What type of challenges did you experience along the way?
One of the biggest challenges I have experienced is doubting myself and feeling like I am an imposter in the business world. I think this partly comes from being a young entrepreneur (and also a young female entrepreneur), which means I am often the youngest person in the room. As a result, I sometimes feel out of place and am concerned that people are doubting me because I am a young woman and do not have as much experience.
I would like to say that this is a challenge that I have completely overcome now. But honestly, although my confidence has grown, it is something I continue to work on.
And what help was available?
Business Gateway provided a massive amount of support. I was lucky enough to be granted a place on the funded Business Boost programme, which provided me with support developing my business and leadership skills, which in turn helped to increase my confidence.
I also work with a business and mindset coach, who provides support and guidance to help me if feelings of imposter syndrome creep back in.
As part of my continued effort to work on this, I also attended the Elevator Challenge Weekend in June this year. The Challenge Weekend is an outdoors team building style weekend for entrepreneurs and it was really outside my comfort zone. But I surprised myself and had a great time. I learnt I am capable of much more than I realise and pushing myself did wonders for my confidence.
Which top three skills – or qualities – would you say serve you best as an entrepreneur?
Determination The willingness and commitment to keep going, no matter how many setbacks you experience.
Being friendly and approachable People buy from people, so getting on with others and being able to build genuine connections are valuable skills to have.
A strong work ethic Despite what TikTok tells us, running your own business doesn’t always mean working from your laptop in Bali. Holidays and having freedom to work when you want is part of it, but another part is hard work. You have to be willing to put the hours and the work into growing the business and making it a success. If you don’t, nobody else will.
What do you enjoy most about working for yourself?
I recently went to Lisbon for a month-long working holiday and continued to grow my business whilst sightseeing and learning to surf, which was pretty amazing. Working for myself gives me the freedom to work when I want and from anywhere in the world. For me, this is absolutely what it is all about.
How can we get more young people to consider self-employment/entrepreneurship as a pathway?
I think we need to be providing positive role models to pupils in schools, to promote entrepreneurship. It might not be the traditional route but that does not make it a less valid one. In the six years I was at secondary school, I think we only had one workshop/talk from somebody who ran their own business. I know this is changing (partly with the help of DYW) but there is still more to do.
What are your top tips/words of advice for any budding young entrepreneurs?
As you can see, my journey to creating a successful business was far from linear.

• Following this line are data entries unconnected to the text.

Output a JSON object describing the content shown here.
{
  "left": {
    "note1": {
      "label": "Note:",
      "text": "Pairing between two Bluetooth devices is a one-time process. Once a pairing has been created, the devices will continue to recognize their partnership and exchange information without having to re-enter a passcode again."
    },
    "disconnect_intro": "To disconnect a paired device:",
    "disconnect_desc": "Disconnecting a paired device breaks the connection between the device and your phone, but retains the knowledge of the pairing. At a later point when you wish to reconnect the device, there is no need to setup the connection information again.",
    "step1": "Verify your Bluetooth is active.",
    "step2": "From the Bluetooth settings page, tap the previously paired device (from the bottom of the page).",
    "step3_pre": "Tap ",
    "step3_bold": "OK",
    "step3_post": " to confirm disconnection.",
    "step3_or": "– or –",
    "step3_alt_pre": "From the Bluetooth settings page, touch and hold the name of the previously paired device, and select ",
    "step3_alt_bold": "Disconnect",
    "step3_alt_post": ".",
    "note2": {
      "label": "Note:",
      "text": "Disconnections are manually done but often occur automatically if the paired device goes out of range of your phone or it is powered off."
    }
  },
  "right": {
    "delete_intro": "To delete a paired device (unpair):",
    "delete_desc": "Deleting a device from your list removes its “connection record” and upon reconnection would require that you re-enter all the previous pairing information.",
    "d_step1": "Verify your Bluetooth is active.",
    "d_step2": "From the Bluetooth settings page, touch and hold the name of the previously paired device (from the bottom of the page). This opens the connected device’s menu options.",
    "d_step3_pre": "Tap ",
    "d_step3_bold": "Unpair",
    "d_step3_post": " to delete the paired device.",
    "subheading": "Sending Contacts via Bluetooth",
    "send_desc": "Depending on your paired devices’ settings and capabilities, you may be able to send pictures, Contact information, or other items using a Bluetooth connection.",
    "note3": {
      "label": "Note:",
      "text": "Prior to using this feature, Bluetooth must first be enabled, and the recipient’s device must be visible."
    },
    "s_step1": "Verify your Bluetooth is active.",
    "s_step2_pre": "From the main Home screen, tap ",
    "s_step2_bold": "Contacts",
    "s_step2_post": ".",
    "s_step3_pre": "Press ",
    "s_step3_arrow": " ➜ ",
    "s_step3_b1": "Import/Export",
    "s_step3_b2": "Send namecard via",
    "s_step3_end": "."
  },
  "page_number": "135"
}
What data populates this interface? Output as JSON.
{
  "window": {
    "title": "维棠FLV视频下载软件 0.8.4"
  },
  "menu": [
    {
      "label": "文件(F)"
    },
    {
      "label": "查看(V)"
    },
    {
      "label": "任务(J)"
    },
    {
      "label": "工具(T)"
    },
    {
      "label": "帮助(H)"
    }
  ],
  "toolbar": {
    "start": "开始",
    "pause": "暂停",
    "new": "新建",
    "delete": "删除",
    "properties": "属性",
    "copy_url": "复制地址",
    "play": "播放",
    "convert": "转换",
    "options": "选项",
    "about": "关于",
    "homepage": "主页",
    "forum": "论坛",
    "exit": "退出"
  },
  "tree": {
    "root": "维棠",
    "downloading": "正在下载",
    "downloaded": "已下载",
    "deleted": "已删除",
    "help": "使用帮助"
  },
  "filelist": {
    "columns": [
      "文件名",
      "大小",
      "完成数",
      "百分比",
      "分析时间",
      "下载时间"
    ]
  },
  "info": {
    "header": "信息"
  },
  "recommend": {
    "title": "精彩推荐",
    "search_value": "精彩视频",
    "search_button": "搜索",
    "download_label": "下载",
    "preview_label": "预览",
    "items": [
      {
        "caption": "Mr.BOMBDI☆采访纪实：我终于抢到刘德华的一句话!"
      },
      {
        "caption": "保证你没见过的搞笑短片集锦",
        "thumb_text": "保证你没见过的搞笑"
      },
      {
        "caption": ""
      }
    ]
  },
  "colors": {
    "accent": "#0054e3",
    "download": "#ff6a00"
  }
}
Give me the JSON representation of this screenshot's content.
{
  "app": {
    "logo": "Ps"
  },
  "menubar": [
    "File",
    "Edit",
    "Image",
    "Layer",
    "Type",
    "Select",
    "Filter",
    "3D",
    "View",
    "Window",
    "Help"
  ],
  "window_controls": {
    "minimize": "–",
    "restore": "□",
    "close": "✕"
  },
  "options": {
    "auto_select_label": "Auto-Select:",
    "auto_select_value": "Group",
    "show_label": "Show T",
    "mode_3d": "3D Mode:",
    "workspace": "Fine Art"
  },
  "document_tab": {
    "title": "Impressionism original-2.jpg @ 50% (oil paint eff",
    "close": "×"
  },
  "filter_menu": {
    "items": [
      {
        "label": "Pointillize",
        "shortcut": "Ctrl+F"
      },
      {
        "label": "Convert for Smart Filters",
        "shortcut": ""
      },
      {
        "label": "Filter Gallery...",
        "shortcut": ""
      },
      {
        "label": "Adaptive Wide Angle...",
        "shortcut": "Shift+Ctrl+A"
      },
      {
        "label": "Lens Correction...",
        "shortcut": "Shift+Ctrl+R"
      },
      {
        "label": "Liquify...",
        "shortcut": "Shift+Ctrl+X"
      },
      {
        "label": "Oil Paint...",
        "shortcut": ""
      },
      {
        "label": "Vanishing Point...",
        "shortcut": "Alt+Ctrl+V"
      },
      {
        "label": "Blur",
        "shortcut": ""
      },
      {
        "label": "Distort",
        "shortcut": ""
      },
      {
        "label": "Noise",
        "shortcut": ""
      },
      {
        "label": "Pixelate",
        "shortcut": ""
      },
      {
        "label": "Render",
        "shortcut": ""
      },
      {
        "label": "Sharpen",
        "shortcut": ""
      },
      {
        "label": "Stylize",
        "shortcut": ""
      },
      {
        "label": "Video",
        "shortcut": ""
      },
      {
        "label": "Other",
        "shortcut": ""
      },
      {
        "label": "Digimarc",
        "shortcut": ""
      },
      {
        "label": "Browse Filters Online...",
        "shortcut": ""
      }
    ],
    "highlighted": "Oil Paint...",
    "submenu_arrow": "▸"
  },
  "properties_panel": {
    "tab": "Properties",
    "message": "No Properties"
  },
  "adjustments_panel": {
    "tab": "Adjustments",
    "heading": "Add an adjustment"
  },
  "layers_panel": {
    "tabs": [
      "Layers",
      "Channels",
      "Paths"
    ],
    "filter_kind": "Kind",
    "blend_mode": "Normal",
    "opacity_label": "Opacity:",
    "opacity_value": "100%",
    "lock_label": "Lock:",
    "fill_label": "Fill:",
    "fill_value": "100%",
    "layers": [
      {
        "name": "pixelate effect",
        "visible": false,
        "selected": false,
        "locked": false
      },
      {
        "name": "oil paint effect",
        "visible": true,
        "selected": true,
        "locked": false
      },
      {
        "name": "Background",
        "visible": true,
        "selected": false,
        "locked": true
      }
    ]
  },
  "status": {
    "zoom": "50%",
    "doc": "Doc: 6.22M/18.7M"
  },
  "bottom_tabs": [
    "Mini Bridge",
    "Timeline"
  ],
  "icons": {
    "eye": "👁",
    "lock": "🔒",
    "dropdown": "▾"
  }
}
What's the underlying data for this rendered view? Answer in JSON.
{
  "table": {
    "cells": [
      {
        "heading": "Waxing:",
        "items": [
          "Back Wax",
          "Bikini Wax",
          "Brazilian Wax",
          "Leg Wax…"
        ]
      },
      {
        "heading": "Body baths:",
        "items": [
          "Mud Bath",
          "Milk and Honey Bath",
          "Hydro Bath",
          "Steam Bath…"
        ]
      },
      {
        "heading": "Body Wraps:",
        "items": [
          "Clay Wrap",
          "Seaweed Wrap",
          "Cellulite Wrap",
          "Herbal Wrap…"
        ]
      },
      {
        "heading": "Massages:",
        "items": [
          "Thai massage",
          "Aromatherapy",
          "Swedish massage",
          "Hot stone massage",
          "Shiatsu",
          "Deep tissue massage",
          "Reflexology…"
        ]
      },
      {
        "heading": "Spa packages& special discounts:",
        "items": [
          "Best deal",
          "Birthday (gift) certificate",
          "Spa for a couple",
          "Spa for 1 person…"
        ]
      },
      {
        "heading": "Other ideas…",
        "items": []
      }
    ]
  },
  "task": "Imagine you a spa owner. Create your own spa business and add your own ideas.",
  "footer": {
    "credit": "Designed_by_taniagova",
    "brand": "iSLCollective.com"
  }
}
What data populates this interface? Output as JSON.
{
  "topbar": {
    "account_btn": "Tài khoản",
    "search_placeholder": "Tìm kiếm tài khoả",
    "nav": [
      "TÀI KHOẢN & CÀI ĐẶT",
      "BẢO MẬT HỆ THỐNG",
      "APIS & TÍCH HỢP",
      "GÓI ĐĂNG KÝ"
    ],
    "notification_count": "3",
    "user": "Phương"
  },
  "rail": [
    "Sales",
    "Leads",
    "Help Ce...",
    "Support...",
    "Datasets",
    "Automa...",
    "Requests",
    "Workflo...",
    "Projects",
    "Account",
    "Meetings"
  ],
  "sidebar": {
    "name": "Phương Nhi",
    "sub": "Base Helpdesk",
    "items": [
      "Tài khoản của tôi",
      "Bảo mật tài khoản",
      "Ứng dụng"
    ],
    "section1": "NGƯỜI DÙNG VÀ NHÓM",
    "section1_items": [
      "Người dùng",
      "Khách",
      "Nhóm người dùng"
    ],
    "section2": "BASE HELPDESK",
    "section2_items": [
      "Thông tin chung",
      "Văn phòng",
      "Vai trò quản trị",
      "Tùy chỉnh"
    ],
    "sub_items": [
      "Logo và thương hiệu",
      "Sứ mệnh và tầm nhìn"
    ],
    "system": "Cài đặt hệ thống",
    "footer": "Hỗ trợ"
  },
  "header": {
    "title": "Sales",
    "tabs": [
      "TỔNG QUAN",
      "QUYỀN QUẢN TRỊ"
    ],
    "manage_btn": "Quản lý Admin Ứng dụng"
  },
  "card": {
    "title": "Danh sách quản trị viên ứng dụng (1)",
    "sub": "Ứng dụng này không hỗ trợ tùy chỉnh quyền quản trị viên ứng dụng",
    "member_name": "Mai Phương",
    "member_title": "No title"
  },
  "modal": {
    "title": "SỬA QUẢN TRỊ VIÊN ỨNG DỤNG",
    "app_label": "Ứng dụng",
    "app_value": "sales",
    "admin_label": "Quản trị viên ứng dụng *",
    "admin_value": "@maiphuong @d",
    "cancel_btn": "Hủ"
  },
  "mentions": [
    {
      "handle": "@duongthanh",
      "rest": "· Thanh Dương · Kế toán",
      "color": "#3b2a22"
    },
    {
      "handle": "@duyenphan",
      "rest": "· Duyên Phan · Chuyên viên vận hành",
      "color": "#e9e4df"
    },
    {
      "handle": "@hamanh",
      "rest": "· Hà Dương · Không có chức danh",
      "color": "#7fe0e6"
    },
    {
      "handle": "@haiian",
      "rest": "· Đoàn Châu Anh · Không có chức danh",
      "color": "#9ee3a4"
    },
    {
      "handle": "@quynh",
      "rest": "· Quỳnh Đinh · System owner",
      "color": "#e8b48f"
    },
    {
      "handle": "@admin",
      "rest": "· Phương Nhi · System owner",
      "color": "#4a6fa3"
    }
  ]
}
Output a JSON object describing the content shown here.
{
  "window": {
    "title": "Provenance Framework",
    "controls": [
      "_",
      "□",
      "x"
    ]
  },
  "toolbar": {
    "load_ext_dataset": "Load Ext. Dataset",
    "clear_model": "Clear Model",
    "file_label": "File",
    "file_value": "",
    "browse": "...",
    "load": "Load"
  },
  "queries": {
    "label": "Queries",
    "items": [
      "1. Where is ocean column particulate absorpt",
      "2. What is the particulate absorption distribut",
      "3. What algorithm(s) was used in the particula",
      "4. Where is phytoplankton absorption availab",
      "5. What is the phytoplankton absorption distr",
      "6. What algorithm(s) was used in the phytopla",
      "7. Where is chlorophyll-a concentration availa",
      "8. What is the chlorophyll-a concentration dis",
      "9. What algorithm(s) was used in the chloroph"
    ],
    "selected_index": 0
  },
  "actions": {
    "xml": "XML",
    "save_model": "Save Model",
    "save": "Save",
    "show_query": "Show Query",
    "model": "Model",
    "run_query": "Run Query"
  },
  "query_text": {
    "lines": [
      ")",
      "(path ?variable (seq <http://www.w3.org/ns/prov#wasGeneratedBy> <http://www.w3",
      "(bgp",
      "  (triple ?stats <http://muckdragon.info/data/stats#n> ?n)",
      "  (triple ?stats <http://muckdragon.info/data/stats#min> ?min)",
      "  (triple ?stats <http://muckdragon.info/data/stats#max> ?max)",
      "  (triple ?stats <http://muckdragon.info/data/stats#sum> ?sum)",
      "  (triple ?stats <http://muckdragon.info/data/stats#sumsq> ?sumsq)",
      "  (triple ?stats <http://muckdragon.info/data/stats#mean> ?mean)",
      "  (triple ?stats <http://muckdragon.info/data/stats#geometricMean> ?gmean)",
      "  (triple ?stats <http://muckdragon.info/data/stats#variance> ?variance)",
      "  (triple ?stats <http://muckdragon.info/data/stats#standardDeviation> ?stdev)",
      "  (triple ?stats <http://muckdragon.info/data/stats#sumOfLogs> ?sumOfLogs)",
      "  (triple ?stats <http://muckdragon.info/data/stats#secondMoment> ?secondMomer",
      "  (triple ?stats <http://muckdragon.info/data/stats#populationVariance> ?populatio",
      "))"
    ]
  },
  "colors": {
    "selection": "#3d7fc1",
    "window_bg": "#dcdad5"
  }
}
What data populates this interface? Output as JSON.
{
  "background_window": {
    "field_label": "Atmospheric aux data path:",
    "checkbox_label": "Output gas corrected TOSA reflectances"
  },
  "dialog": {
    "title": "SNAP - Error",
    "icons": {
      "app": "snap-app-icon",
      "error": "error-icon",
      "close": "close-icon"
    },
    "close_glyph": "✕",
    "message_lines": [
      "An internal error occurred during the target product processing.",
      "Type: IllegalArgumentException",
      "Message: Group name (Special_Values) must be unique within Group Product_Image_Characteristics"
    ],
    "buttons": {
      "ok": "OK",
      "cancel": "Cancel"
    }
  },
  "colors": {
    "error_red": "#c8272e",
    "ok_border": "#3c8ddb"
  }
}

My first business idea didn’t just instantly succeed, I had to try different things before I got to this point. One of my biggest learnings from this journey is that you don’t have to get it right the first time because nothing has to be permanent if you don’t want it to be. A big part of entrepreneurship is being willing to take risks, try new things and also know that if something isn’t working, it is okay to pivot to focus on another opportunity.
So, if you want to start a business, go for it. Give it a try and see what happens. If it doesn’t work, go back to the drawing board and try again. You don’t need to have it all figured out (I definitely don’t). Just take it one step at a time and ask for help if you need it.
Planner Bee VA Services supports sustainable and ethical businesses to create a buzz with their digital marketing. Founded by Maya Vertigans, the company is now a four-strong team who work with more than 35 businesses, from solopreneurs to larger organisations with 60+ employees.
Could you inspire the next generation of entrepreneurs? Get in touch with DYW North East today.